It is the age of the quarterback – if not the golden age, then certainly as common currency.
Hucking and chucking of the football is a high art performed by studied sophisticates. High school quarterbacks transfer if their coaches don’t air it out enough. There are quarterback camps, gurus, combines, institutes and academies, and they’re booked wall-to-wall with middle-schoolers drifting off to sleep going through progressions in their heads.
Yes, there are more and better quarterbacks than ever before.
Except those available to play indoor football for $1,300 a game, apparently.
Out of circumstance and desperation, the Spokane Shock started their fourth different quarterback in as many games Friday night and continued their slide into mediocrity in the Arena Football League.
The next step may be open auditions, so limber up that arm.
True, even after absorbing a 52-34 licking from San Jose at the Spokane Arena, the Shock are but two games behind the SaberCats in the Pacific Division standings. And with a three-game head start on the National Conference’s version of Les Miserables – LA, San Antonio and Portland – the Shock can feel secure in making playoff plans.
This has allowed them the luxury of not plowing headlong into urgent risks.
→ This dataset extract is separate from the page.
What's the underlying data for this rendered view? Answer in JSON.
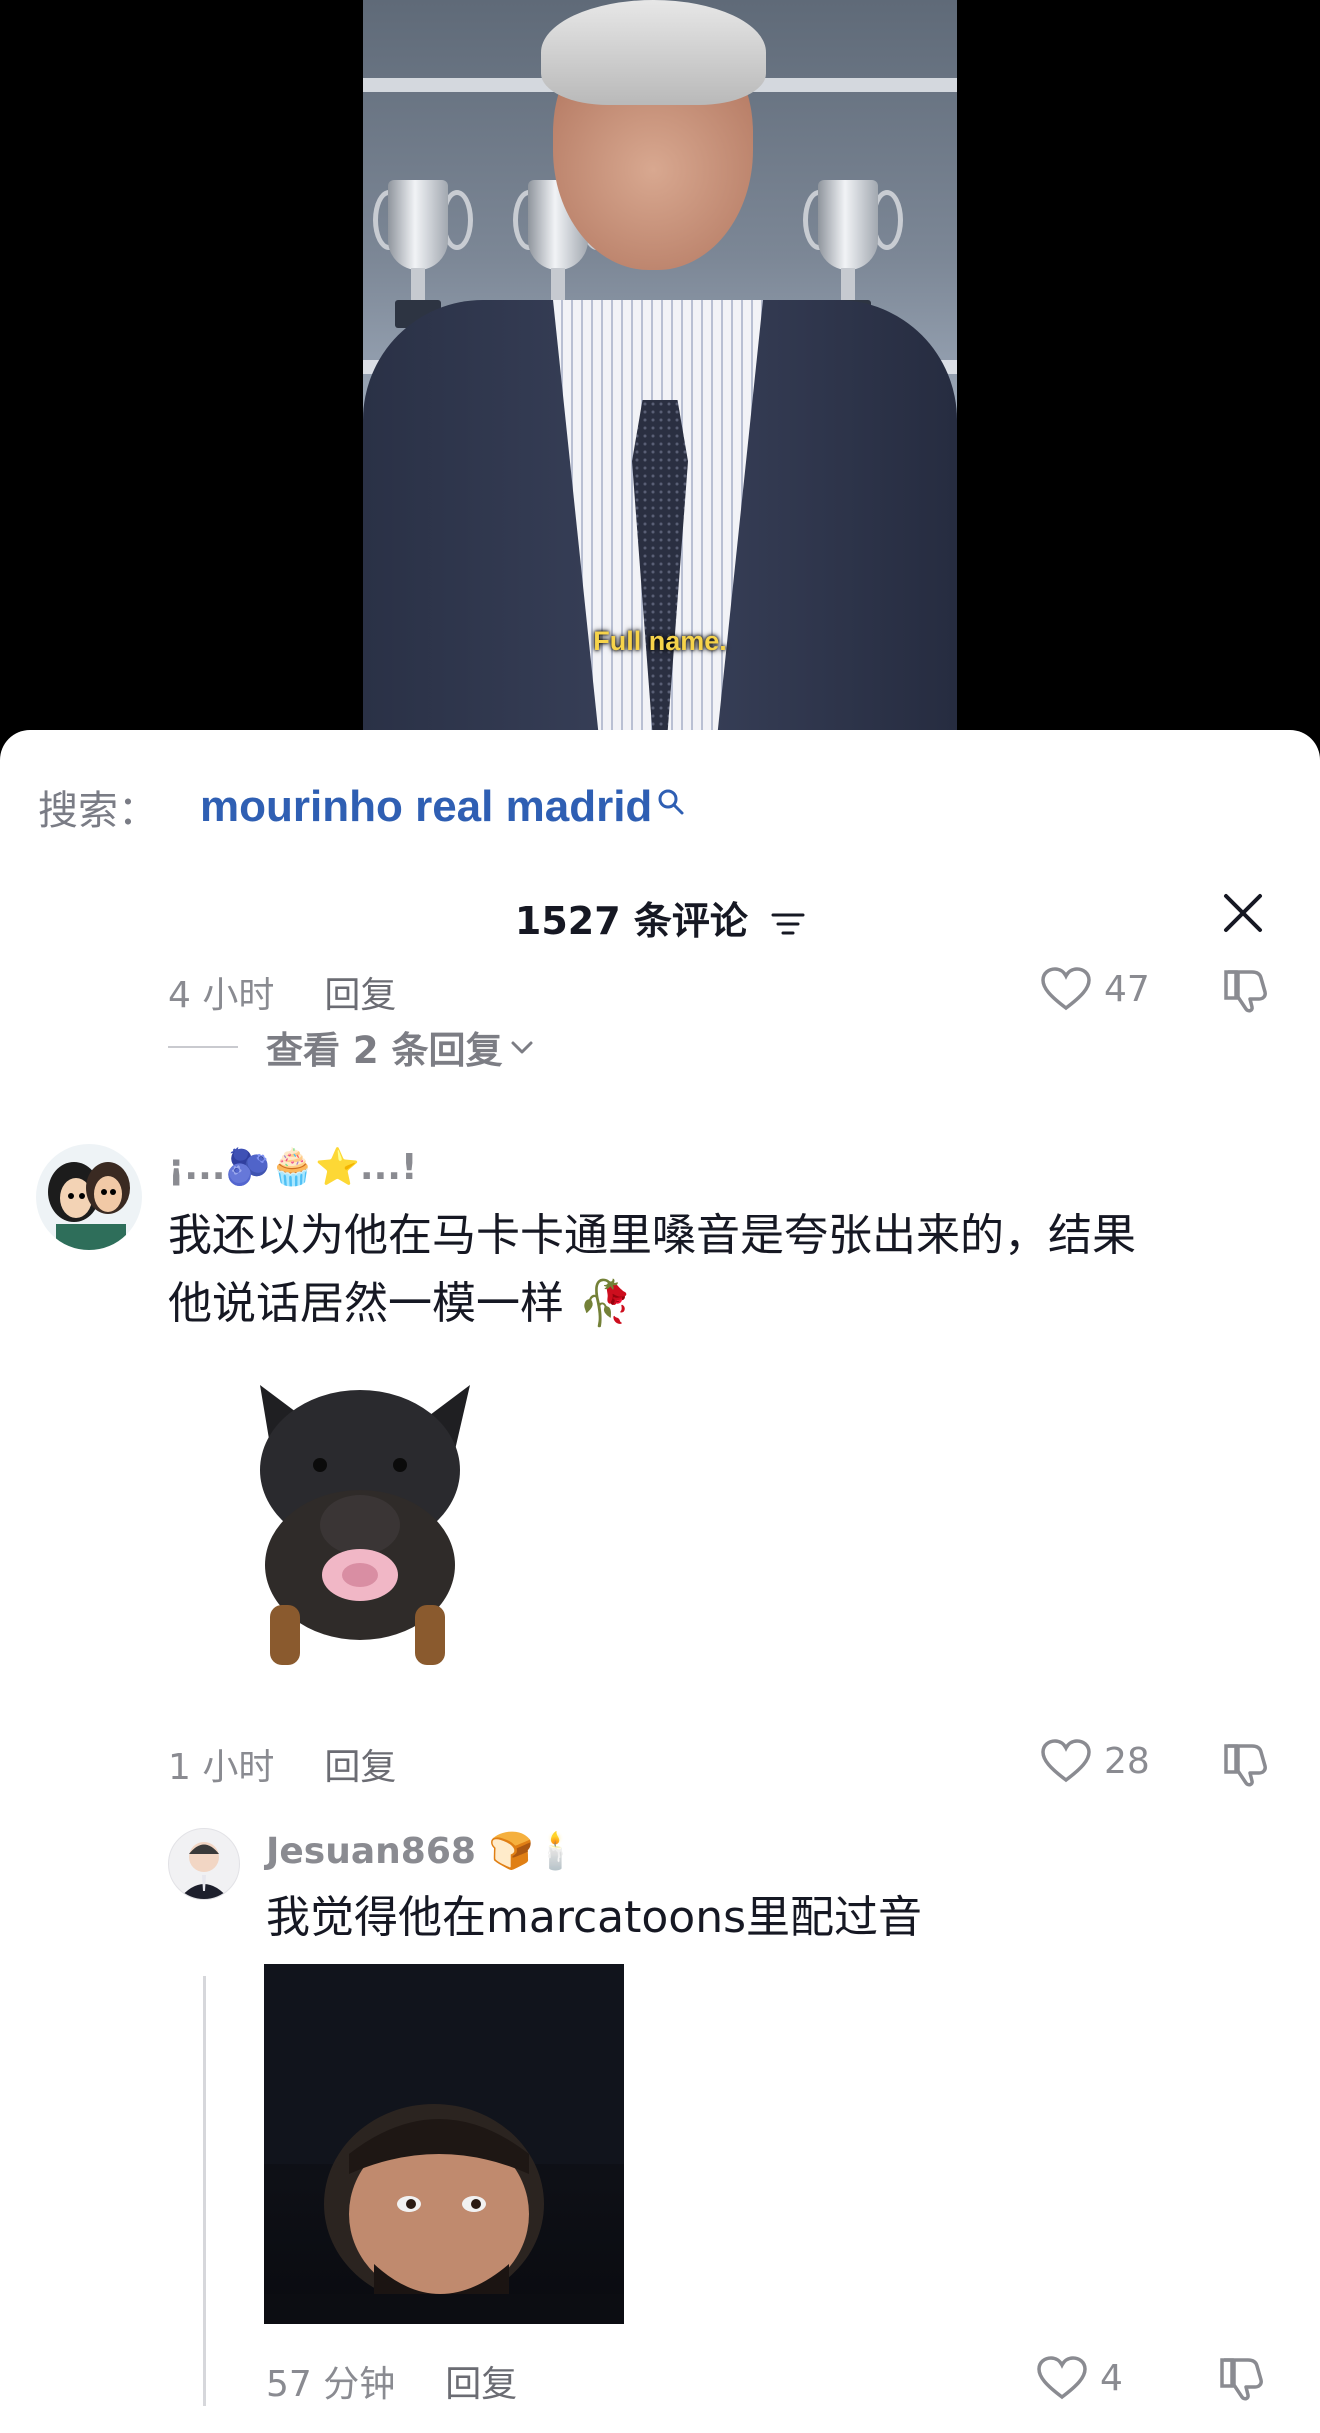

But it’s not much fun for anyone.
Just ask the deadened audience of 8,579 who put off the start of their Memorial Day weekend to witness an effort that seemed thick with self-pity.
Indeed, it looked like something of a breaking point – huge empty patches in the upper deck, and dispirited play down below.
“Not going to happen,” insisted coach Andy Olson. “As long as I’m in charge, we’re not going to stop working, stop fighting.”
Still, there certainly appeared to be a massive sigh of resignation just one series into Friday’s proceedings, even after the company line during the week was one of renewed energy.
This was to be provided by the return of old friend Brian Zbydniewski, a member of two championship teams in Spokane and the latest stab at a solution to the absence of reigning AFL MVP Erik Meyer, who went down with a broken collarbone three weeks back.
Not a marquee Arena ball quarterback, no, but a well-rehearsed veteran. That he’d been inactive for a year himself – another collarbone ding – and had to be lured from a desk job for rescue duty didn’t rein back the hope.
And then the Shock had to play ball.
A false start, a dropped pass, a sack and a throw into the seats followed. Olson then ordered up an AFL punt – a field goal kick into the stands – and the SaberCats struck for a touchdown on the next play.
And about half the house wondered if it was too late to hit the road and find a campsite.
Before the half was over, Zbydniewski would sink two scoring threats with interceptions, and yet the Shock were still in it until the secondary surrendered a Hail Mary for the second time this season.
This moved Olson to assess that, “Zeb did enough. We didn’t support him,” and that was both realistic and generous.
But while you can tread water in the AFL without high-level quarterback play, you’re not going to excel and that’s where the Shock find themselves. They got by with receiver Rashaad Carter in relief of Meyer against an overmatched opponent, and then have been soundly beaten with minor leaguer Donovan Porterie, Carter and now Zbydniewski taking turns. At least three weeks remain until Meyer figures to be in position to help.
So in this day and age of colleges churning out quarterbacks, why is it so hard for a desperate AFL team to find relief?
“The reality is this game is so different, the rules are so different from the outdoor game, that it takes a long time for guys to get acclimated,” former Shock general manager Ryan Rigmaiden said. “And you have to play your starter, so you don’t have time to a groom a young guy.”
“The Jack linebacker, the touch throws – throws you’re usually not making outdoors,” he said. “You’re under center here, not in the shotgun. It’s quicker. The reads are different.”
And while the sports fan doesn’t seem to miss the old af2, the AFL does. There is no development system for the indoor game now; leagues like the IFL, where Porterie apprenticed, employ different rules with less structure.
“The level of quarterbacking is going up across the country because of all the emphasis,” Rigmaiden said. “But this game is so different that it balances out.”
It’s certainly a different game for the Shock. Why, a month ago, you could have sworn it was the golden age.